relaxation and busywork
While trying to manage all of my many responsibilities, I found that my productivity suffers the most when I let myself worry too much about the busy work I have to do each day. I used to put so much pressure on myself to get everything done that I usually got nothing done and instead wound up sitting on the couch watching television. Afterwards, I often felt extremely guilty for not only failing to get everything done, but also for wasting perfectly good relaxation time.
So after a few months of this, I finally figured out a way to keep up my productivity, get the busy work done, and still have time to relax. I decided to try to combine my relaxation time with the busy work. I don’t always do it, but I’ve learned that with certain tasks, I can adjust my attitude and actually become quite relaxed by the mindlessness of them. I found that by combining relaxation time with the tasks, I actually create more quality time for myself at the end of the day, and I get my bigger, more important tasks accomplished much quicker.
I first got this idea one day while washing the dishes. I came out of a weird trance to discover how intently, but calmly I was wiping dry each dish. I realized that the activity of it, the routine of flipping the dish over, then stacking it, was actually pleasing to me. I usually hate doing dishes, but that day I was sort of enjoying myself. I realized that if only I could change the way I thought of doing the dishes, then I could get something out of it. Instead of thinking of it as a chore, I started thinking of it as a puzzle to solve or a game to play.
I understand that this sounds a bit childish, but I think in order to be able to accomplish these tasks, I had to change my perspective. I tried applying this new perspective to the other tasks I hate, like folding laundry and answering emails. I was mostly successful this way too. I combined, for example, my email checking with my morning coffee. In the mornings, I like to sit outside and drink my coffee as I wake up. Because my mind is so used to the relaxation of this activity, I found that adding one simple task to it, like checking my email, didn’t actually disturb me all that much. I told myself that I could enjoy the morning and answer one or two emails. Then later, I wouldn’t feel stressed about those two emails while I was working on a bigger, more important project.
That has been the greatest advantage of this experiment so far: I have more energy to focus on the bigger things in my life, because the anxiety over the little things has lessened. Combining my relaxation time with my busy-work has allowed me to sort of enjoy both.

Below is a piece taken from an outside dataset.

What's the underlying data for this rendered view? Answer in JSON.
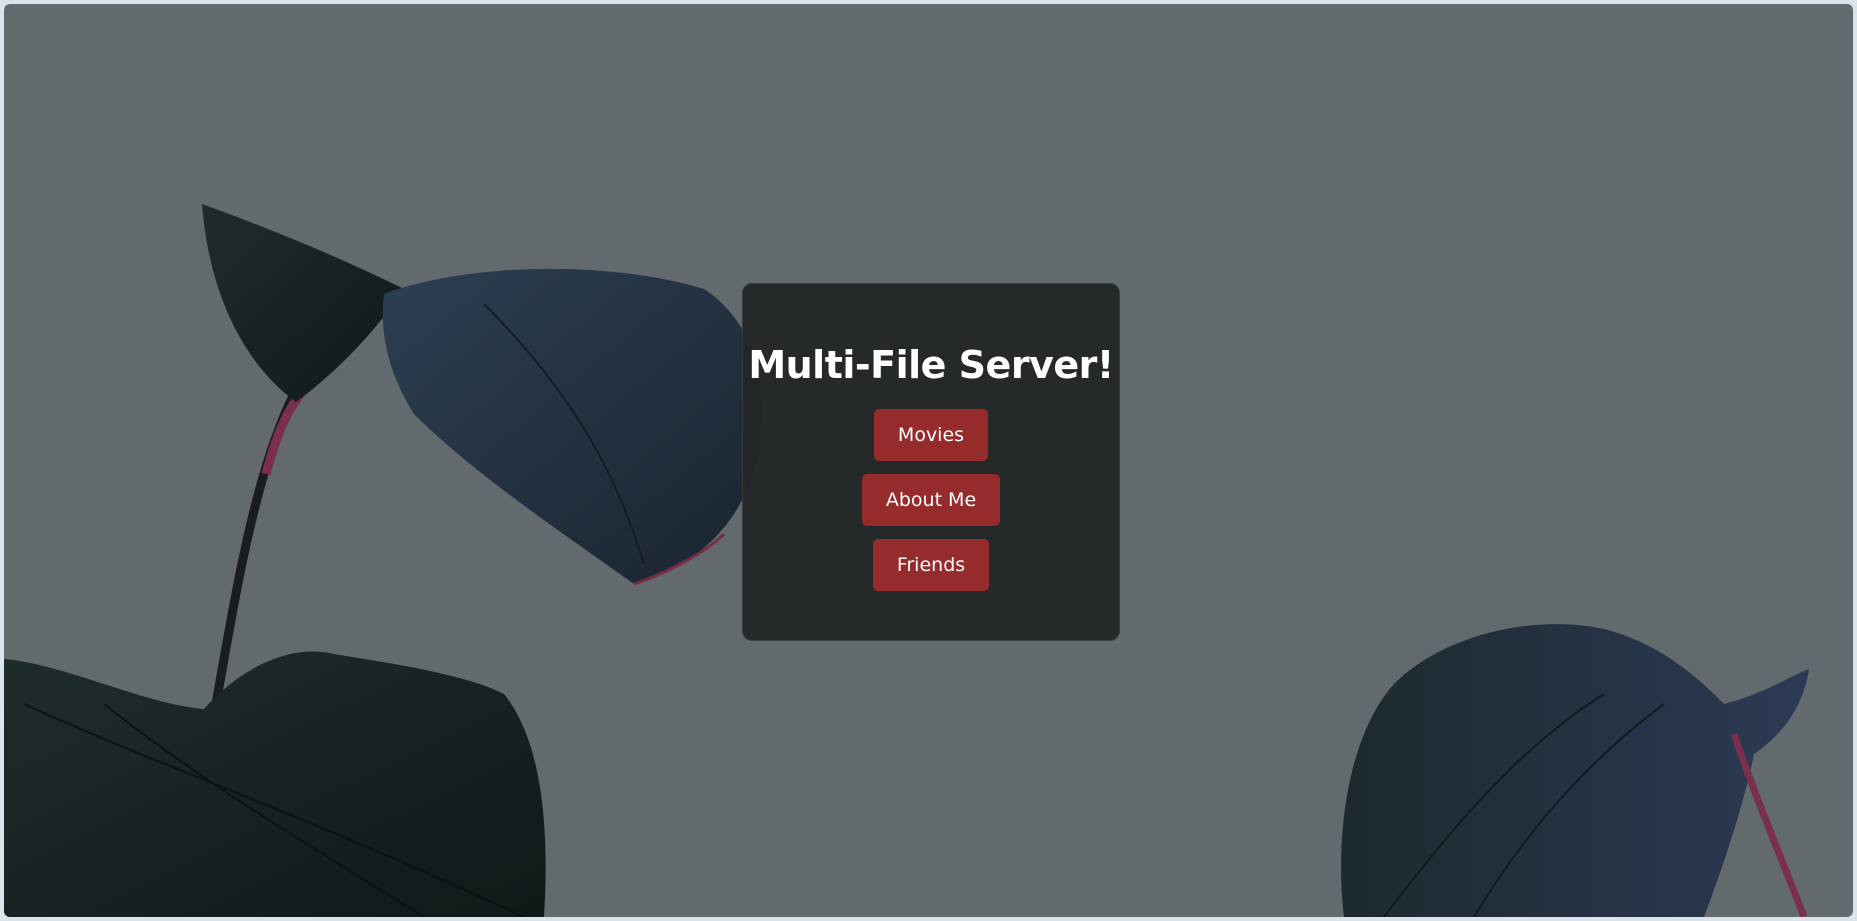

Then at the end of the day, I can really sit back and relax, knowing full well I’ve accomplished all my goals, and all because of a slight attitude adjustment.
This guest post is contributed by Olivia Coleman, who writes on the topics of online colleges and universities. She welcomes your comments at her email Id: olivia.coleman33 @gmail.com.